Eggs, boiled and scrambled are nourishing but are slow to digest and take longer to go through the digestive system. Soft-cooked eggs nourish the body remarkably fast. Eggs cooked in stews are less harmful than boiled eggs and faster to digest.
When preparing the vegetable of your choice, heat in water in a pot and let it come to a full rolling boil. Pick over the vegetables and tie them in bundles or just add them to the boiling water. There should be more than enough water to cover the vegetables. Keep a hot steady fire under the pot. When you add the vegetables, do not let the fire go any lower. On the contrary, feed it with more fuel.
While vegetables are boiling, cover the pot with a lid otherwise they will turn yellow. Moreover, do not add cold water while the vegetables are boiling as this will also cause them to turn yellow. Once the vegetables are cooked, take them out of the pot, and arrange them on a platter.
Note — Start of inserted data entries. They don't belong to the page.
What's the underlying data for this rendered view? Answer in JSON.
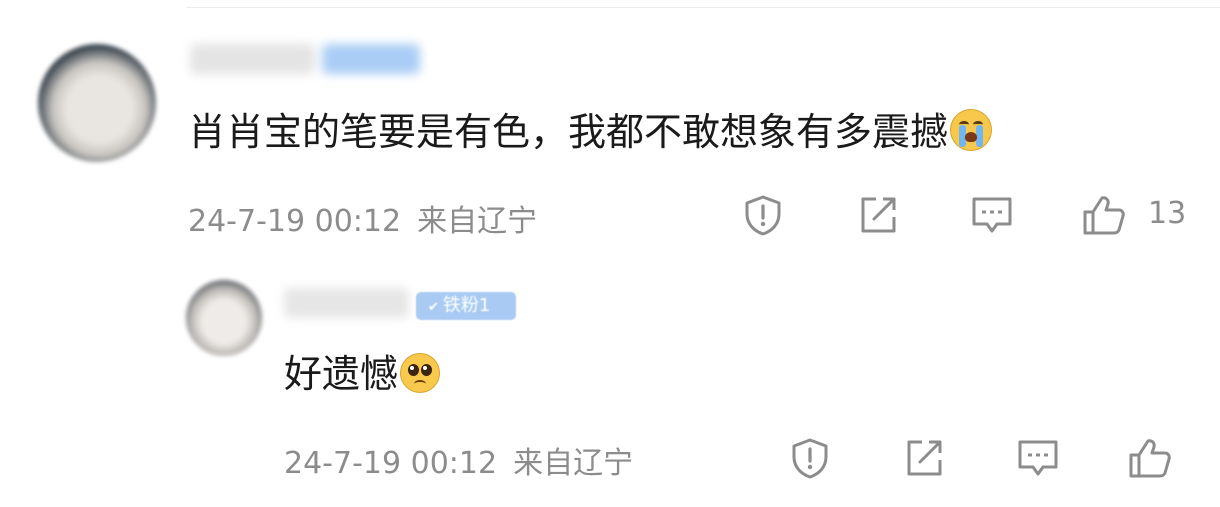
{
  "comments": [
    {
      "text": "肖肖宝的笔要是有色，我都不敢想象有多震撼",
      "emoji": "crying-face",
      "time": "24-7-19 00:12",
      "location": "来自辽宁",
      "likes": "13"
    }
  ],
  "reply": {
    "badge": "铁粉1",
    "text": "好遗憾",
    "emoji": "pleading-face",
    "time": "24-7-19 00:12",
    "location": "来自辽宁"
  },
  "icons": {
    "report": "shield-exclamation-icon",
    "share": "external-share-icon",
    "reply": "comment-bubble-icon",
    "like": "thumbs-up-icon"
  },
  "colors": {
    "text": "#1a1a1a",
    "meta": "#8c8c8c",
    "badge": "#a9cbf3"
  }
}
A recipe for white omelet
Thoroughly wash a frying pan and pour into it 2 tablespoons of sweet and mellow olive oil. Now, take 10 eggs, break them in a green-glazed bowl, and pour into them ⅓ cup of milk. Add a handful of ground pistachio, almond, and walnut, all ground. Beat the mixture very well and pour into the frying pan. When the bottom side is done, flip it to the other side. Then take it away from the fire. It will taste like ripe fresh dates, remarkably excellent and delicious, God willing.
A recipe for rice with milk
Wash the rice and let it soak in milk overnight. Put water in a large copper pot or a regular pot, according to your estimate, the amount should be enough to cover the rice or a little less. Add fat to water. It can clarified butter from cows milk, almond oil, or fresh sesame oil. Let the pot boil once.
Add the soaked rice and a suitable amount of honey. Wait until it is almost cooked and then start adding milk gradually until the rice is fully cooked and it has absorbed all the milk. Take the pot away from the fire.
It would be even more delicious if you substitute honey with ground white sugar. Besides, you need to soak the rice in fresh milk that has just been milked. Soaking the rice overnight in milk can only be done in cold weather.
On eating right
Al-Warraq noted seeing a table which had this inscription in gold: “Let your food be the best you can get to keep your body strong and fit. Know that you can eat what you crave and what you do not crave will eat you. Therefore, do not eat to your fill, nor should you starve yourself.”
You can read the entire work in Annals of the Caliph’s Kitchens: Ibn Sayarr al-Warraq’s Tenth-Century Baghdadi Cookbook, translated by Nawal Nasrallah (Brill, 2010)
Top Image: Cracking an egg – photo by Daniel Novta / Flickr